# Directions for this task:
Gather each line containing the string "orderline" from these entries.

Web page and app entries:
* * *

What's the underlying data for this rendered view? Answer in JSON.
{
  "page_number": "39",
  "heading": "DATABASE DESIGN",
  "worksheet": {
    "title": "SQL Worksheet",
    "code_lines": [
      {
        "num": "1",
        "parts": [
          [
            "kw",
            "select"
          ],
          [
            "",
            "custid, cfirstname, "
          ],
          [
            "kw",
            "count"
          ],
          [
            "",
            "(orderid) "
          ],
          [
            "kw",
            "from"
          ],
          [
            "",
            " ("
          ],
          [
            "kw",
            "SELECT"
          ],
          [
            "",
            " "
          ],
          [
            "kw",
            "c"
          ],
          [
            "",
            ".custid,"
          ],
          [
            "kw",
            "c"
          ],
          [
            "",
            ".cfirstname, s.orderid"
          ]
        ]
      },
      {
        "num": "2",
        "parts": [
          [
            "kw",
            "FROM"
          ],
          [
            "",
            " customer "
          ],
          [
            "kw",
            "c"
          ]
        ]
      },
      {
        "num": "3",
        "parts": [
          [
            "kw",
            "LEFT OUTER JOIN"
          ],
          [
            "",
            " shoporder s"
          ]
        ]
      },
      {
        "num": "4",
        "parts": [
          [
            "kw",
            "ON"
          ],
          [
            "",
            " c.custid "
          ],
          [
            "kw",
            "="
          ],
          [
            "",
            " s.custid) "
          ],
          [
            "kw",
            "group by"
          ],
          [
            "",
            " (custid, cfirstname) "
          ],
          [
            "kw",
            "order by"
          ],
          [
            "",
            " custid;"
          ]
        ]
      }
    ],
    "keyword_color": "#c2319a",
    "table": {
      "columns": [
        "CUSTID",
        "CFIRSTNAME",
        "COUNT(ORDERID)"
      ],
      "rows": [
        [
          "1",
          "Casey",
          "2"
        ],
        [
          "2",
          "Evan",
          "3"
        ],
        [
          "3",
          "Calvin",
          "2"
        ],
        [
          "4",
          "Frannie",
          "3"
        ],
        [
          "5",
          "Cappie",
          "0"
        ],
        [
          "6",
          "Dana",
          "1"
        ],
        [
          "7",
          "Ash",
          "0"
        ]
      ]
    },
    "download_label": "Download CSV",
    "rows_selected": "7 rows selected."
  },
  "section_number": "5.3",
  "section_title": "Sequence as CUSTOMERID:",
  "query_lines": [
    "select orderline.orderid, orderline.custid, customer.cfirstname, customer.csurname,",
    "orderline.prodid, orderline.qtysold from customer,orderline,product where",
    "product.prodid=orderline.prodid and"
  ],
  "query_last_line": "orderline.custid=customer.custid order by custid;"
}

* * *

# Output below:
    "select orderline.orderid, orderline.custid, customer.cfirstname, customer.csurname,",
    "orderline.prodid, orderline.qtysold from customer,orderline,product where",
    "product.prodid=orderline.prodid and"
  "query_last_line": "orderline.custid=customer.custid order by custid;"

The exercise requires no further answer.